▶ **WHAT TO DO**: Return each line of the records below in which the string "Scene" turns up.

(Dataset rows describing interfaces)

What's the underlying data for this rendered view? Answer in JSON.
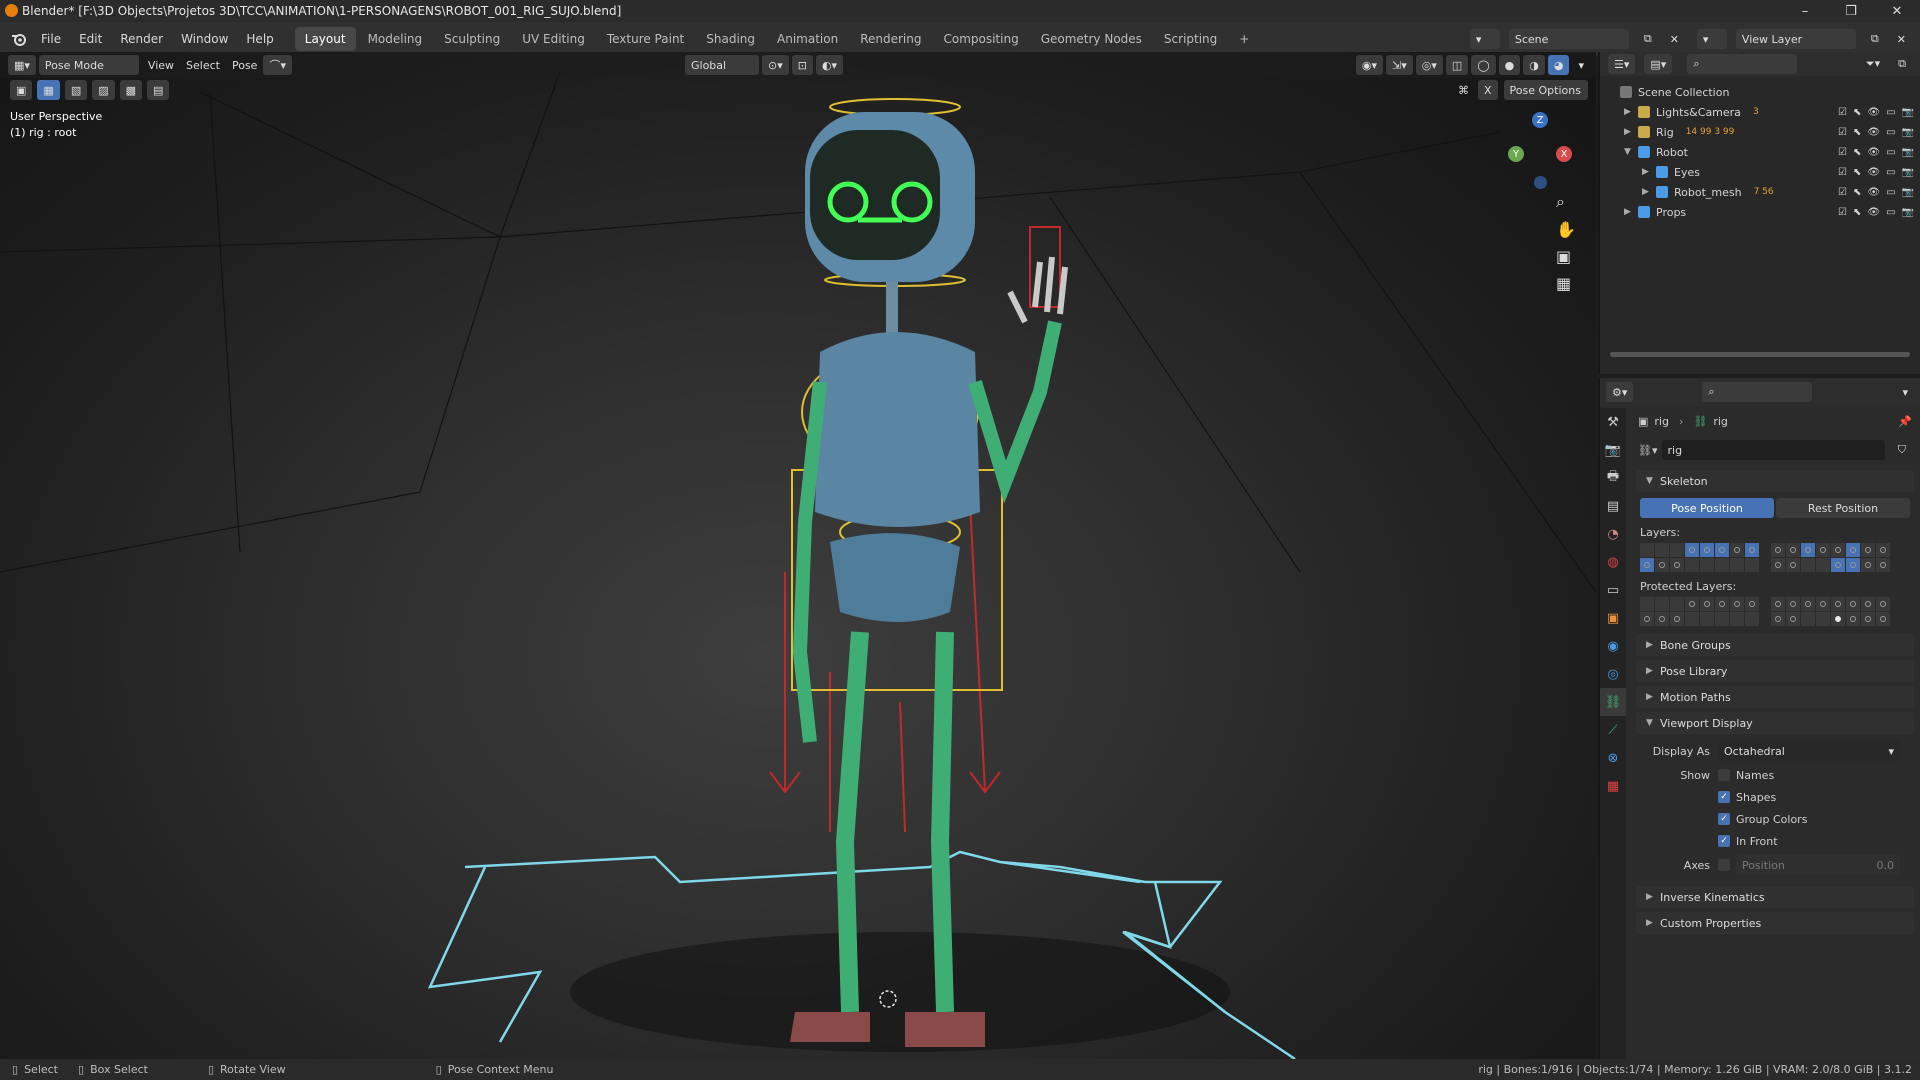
{
  "title_bar": {
    "title": "Blender* [F:\\3D Objects\\Projetos 3D\\TCC\\ANIMATION\\1-PERSONAGENS\\ROBOT_001_RIG_SUJO.blend]",
    "minimize": "–",
    "maximize": "❐",
    "close": "✕"
  },
  "menu": {
    "items": [
      "File",
      "Edit",
      "Render",
      "Window",
      "Help"
    ],
    "workspaces": [
      "Layout",
      "Modeling",
      "Sculpting",
      "UV Editing",
      "Texture Paint",
      "Shading",
      "Animation",
      "Rendering",
      "Compositing",
      "Geometry Nodes",
      "Scripting"
    ],
    "add_tab": "+",
    "scene_label": "Scene",
    "view_layer_label": "View Layer"
  },
  "viewport_header": {
    "mode": "Pose Mode",
    "menus": [
      "View",
      "Select",
      "Pose"
    ],
    "transform_orientation": "Global",
    "pose_options": "Pose Options"
  },
  "viewport": {
    "perspective": "User Perspective",
    "active_info": "(1) rig : root",
    "gizmo_axes": [
      "Z",
      "Y",
      "X"
    ]
  },
  "outliner": {
    "root": "Scene Collection",
    "rows": [
      {
        "name": "Lights&Camera",
        "depth": 1,
        "expanded": false,
        "badges": "3"
      },
      {
        "name": "Rig",
        "depth": 1,
        "expanded": false,
        "badges": "14  99  3  99"
      },
      {
        "name": "Robot",
        "depth": 1,
        "expanded": true,
        "badges": ""
      },
      {
        "name": "Eyes",
        "depth": 2,
        "expanded": false,
        "badges": ""
      },
      {
        "name": "Robot_mesh",
        "depth": 2,
        "expanded": false,
        "badges": "7  56"
      },
      {
        "name": "Props",
        "depth": 1,
        "expanded": false,
        "badges": ""
      }
    ]
  },
  "properties": {
    "breadcrumb": [
      "rig",
      "rig"
    ],
    "data_name": "rig",
    "skeleton": {
      "header": "Skeleton",
      "pose_position": "Pose Position",
      "rest_position": "Rest Position",
      "layers_label": "Layers:",
      "protected_layers_label": "Protected Layers:"
    },
    "collapsed_panels_a": [
      "Bone Groups",
      "Pose Library",
      "Motion Paths"
    ],
    "viewport_display": {
      "header": "Viewport Display",
      "display_as_label": "Display As",
      "display_as_value": "Octahedral",
      "show_label": "Show",
      "checkboxes": [
        {
          "label": "Names",
          "checked": false
        },
        {
          "label": "Shapes",
          "checked": true
        },
        {
          "label": "Group Colors",
          "checked": true
        },
        {
          "label": "In Front",
          "checked": true
        }
      ],
      "axes_label": "Axes",
      "axes_position_label": "Position",
      "axes_position_value": "0.0"
    },
    "collapsed_panels_b": [
      "Inverse Kinematics",
      "Custom Properties"
    ]
  },
  "status_bar": {
    "select": "Select",
    "box_select": "Box Select",
    "rotate_view": "Rotate View",
    "pose_context_menu": "Pose Context Menu",
    "stats": "rig | Bones:1/916 | Objects:1/74 | Memory: 1.26 GiB | VRAM: 2.0/8.0 GiB | 3.1.2"
  },
  "colors": {
    "accent": "#4772b3",
    "bone_green": "#3fae74",
    "widget_yellow": "#e0c030",
    "widget_red": "#c22a2a",
    "widget_cyan": "#7fd8e8",
    "eye_glow": "#44ff55"
  }
}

▶ **ANSWER BOX**:
    "scene_label": "Scene",
    "root": "Scene Collection",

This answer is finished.